The 6.8mm ammunition pick offers our most ballistically optimized ball ammunition round to date. It will keep or improve upon the A1 projectile capabilities we saw in M855A1 and M80A1. We are finally taking advantage of our available internal, external, and terminal ballistics knowledge in a practical way to push what our small arms can do beyond their Cold War technology iteration.
The Hybrid Case technology is probably the advance with the most far reaching possible effects. We could see a drastic shift in ammunition capability across the space of metallic cartridges, not just in this single “new” round, 6.8x51mm. We can expect to see the other aspects of ammunition loading, powder and primers, to start experimenting with ways to safely and effectively reach the new available pressure limits for ammunition casings. We will see manufacturers start testing and building for these new limits as well, especially as this becomes viable in legacy calibers. We will probably see another ‘split’ where certain older firearms will not be rated for the new high pressure variants of their ammunitions.
The XM5 is cool, but it’s just another rifle and we’ve gotten good at building those. The XM250 is what a light machine gun should be, it offers the users a significant improvement over the M249. 6.8mm is a good projectile diameter for what we want in an infantry rifle, but we’ve known that for a century. The hybrid cases are the aspect with the most potential to positively push firearms forward.
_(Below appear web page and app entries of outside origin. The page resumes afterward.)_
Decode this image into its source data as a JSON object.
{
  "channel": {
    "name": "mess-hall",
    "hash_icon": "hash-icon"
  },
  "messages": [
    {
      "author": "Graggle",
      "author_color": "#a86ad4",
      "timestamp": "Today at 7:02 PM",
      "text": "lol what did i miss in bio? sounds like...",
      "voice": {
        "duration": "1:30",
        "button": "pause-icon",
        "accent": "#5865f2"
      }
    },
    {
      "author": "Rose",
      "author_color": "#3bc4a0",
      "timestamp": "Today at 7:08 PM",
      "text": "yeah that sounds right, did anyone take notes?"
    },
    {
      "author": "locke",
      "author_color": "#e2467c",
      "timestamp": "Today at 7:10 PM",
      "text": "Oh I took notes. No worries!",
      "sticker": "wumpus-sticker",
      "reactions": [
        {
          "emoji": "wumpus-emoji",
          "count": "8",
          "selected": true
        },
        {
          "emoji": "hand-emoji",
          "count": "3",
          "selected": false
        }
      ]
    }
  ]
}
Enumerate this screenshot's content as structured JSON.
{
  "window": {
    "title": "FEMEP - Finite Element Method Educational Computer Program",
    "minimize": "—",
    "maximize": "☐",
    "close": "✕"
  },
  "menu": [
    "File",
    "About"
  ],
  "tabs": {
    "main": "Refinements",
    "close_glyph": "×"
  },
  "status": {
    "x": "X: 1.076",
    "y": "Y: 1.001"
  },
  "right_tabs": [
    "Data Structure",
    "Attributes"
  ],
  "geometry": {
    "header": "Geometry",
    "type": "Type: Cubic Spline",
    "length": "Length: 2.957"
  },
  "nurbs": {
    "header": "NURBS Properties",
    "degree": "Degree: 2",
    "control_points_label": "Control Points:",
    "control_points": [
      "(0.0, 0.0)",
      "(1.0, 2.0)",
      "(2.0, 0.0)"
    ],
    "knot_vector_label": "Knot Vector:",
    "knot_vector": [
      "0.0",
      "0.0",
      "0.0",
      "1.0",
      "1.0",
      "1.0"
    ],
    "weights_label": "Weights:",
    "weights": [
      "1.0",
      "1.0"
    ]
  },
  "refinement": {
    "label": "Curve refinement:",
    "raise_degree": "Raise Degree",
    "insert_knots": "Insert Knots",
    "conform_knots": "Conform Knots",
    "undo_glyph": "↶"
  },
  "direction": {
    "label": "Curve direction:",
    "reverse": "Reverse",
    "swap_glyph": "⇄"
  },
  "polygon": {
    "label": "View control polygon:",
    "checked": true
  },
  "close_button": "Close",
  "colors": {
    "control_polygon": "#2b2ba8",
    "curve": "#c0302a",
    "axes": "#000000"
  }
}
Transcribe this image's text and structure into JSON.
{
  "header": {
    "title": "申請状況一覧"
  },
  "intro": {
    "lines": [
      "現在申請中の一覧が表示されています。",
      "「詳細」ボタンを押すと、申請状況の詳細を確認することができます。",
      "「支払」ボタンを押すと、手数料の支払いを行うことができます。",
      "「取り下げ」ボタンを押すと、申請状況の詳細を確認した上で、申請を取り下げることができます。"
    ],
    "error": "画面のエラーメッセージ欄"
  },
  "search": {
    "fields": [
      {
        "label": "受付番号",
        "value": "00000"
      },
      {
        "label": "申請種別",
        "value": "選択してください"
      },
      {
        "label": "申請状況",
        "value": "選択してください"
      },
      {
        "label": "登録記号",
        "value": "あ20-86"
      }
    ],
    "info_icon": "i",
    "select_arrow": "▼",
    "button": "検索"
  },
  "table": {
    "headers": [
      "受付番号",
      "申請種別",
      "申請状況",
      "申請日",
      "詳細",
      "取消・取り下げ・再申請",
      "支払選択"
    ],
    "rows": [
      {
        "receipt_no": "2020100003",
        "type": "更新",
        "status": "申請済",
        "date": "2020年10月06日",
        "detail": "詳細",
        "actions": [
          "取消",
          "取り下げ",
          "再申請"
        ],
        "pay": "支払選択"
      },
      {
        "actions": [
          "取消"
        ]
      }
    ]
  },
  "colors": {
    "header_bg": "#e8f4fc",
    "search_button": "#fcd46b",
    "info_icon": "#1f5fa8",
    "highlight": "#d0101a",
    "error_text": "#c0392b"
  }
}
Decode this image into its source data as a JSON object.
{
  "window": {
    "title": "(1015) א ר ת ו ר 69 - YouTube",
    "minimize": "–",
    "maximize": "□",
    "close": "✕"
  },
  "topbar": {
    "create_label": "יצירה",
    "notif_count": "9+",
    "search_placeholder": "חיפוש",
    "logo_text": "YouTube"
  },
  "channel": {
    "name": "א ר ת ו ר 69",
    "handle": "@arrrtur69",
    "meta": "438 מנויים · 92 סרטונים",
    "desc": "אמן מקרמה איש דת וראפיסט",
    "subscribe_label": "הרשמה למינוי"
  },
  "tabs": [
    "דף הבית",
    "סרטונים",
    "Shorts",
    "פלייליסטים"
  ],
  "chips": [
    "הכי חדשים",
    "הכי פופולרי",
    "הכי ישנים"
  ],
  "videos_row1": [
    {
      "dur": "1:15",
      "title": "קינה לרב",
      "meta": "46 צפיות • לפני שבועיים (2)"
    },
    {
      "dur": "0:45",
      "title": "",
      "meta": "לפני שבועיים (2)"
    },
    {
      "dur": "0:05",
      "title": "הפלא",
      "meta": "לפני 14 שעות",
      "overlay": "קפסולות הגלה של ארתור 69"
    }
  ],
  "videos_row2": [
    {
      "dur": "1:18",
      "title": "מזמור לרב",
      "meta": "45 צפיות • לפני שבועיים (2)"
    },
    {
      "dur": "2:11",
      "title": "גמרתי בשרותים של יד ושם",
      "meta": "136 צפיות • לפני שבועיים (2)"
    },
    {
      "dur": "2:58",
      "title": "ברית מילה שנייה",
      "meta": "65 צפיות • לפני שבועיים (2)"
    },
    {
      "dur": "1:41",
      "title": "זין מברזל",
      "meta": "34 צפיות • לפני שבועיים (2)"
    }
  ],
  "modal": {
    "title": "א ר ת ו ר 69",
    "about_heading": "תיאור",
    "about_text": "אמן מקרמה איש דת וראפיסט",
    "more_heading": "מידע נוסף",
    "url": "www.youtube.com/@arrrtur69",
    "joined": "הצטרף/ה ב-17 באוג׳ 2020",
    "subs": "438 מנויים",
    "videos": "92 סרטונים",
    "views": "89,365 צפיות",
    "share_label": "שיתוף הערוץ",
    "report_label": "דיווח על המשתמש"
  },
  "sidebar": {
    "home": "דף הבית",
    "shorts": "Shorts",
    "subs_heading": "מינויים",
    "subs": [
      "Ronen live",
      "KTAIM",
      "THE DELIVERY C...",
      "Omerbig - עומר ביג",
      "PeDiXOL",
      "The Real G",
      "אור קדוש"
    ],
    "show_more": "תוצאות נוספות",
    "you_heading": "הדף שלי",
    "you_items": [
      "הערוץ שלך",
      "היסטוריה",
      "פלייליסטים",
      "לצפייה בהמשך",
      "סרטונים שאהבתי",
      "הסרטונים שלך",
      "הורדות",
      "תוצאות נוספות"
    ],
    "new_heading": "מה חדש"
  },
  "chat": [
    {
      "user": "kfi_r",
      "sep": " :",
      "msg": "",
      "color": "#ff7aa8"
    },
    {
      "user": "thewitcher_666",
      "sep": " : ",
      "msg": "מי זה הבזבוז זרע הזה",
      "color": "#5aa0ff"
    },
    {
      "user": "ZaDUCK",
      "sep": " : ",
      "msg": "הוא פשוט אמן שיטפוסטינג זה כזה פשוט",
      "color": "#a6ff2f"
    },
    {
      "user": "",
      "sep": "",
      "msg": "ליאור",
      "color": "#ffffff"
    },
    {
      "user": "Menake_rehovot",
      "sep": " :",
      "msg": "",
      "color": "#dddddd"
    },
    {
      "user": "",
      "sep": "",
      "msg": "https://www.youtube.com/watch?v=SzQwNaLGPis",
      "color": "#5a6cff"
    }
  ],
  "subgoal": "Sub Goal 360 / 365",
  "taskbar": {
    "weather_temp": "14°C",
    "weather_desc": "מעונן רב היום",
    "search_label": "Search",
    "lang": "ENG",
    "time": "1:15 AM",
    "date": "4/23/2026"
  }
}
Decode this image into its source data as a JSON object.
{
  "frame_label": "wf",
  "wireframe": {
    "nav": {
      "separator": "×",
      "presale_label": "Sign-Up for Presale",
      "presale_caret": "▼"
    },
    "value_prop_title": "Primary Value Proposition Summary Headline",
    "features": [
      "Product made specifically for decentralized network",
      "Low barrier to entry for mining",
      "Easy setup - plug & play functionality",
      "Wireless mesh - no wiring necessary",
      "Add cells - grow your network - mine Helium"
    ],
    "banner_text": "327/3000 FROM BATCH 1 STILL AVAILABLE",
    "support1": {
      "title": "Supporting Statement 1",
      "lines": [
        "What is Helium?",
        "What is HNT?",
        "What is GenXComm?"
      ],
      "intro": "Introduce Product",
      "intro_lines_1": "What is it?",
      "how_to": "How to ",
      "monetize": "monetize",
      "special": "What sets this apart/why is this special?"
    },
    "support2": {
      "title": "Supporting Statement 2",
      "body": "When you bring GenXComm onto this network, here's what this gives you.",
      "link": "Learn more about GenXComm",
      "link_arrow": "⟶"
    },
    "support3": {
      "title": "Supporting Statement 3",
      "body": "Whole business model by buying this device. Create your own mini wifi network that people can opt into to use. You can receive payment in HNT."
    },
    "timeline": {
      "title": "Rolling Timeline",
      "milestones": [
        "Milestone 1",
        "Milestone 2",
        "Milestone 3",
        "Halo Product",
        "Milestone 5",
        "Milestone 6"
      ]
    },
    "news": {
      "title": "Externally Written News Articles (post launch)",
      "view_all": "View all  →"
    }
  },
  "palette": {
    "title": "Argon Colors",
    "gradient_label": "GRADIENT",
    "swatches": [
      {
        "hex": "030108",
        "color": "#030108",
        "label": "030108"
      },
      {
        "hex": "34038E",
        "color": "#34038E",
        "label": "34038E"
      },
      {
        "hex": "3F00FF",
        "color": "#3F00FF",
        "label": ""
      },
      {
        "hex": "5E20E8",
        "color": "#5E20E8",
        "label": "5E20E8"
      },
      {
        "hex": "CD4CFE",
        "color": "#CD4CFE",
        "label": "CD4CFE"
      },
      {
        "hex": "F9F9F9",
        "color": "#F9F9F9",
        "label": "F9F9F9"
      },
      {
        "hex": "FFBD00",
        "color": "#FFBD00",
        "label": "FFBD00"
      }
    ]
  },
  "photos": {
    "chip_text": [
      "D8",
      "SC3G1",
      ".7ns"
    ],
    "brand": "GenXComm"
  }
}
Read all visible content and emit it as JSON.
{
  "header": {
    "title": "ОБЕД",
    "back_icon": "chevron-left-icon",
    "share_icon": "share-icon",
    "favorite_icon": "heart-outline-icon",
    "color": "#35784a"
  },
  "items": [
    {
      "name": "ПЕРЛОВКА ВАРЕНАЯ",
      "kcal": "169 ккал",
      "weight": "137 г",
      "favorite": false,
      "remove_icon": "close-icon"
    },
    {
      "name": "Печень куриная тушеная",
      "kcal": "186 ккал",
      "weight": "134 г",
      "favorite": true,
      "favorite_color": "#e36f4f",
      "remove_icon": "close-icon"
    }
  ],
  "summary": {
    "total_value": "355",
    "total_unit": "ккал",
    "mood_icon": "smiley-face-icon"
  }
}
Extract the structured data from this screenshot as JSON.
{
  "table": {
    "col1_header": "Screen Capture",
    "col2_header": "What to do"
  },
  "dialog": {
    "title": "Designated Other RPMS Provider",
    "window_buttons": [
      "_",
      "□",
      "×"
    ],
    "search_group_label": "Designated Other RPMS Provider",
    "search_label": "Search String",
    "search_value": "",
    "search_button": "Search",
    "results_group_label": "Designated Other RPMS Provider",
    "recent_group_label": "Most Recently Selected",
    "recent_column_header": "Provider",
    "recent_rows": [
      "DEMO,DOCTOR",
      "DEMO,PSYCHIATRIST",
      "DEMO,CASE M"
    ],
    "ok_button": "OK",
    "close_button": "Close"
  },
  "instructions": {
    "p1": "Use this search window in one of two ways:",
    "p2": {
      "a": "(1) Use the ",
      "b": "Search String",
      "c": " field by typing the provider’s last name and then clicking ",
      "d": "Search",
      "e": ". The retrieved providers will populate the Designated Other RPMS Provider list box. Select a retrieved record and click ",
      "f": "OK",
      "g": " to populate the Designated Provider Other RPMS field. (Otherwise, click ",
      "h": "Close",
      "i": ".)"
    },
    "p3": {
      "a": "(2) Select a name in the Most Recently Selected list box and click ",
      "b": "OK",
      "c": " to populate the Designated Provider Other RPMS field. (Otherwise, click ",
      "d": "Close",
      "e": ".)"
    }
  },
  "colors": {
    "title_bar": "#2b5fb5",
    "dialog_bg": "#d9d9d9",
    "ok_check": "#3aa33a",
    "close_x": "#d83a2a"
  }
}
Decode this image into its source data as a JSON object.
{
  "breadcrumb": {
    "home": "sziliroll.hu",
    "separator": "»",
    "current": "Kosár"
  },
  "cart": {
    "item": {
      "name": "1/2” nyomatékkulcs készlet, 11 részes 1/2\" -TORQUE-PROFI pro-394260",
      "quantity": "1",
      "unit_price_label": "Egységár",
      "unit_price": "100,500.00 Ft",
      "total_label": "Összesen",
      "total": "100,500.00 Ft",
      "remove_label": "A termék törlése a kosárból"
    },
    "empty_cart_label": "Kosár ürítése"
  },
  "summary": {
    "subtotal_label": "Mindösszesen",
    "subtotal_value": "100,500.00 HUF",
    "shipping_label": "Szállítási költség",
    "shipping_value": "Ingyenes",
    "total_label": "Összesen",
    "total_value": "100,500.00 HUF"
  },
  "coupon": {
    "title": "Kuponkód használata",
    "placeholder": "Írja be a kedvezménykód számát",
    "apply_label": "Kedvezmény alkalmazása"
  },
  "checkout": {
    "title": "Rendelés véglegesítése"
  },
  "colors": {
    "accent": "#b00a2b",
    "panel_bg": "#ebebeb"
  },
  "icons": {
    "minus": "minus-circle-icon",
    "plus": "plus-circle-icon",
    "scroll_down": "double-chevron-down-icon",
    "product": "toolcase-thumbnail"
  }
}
*Post updated to reflect Army’s Selection of Sig Sauer XM5 to eventually replace the M4/M4A1 carbine rifle, and the XM250 will eventually replace the M249 Squad Automatic Weapon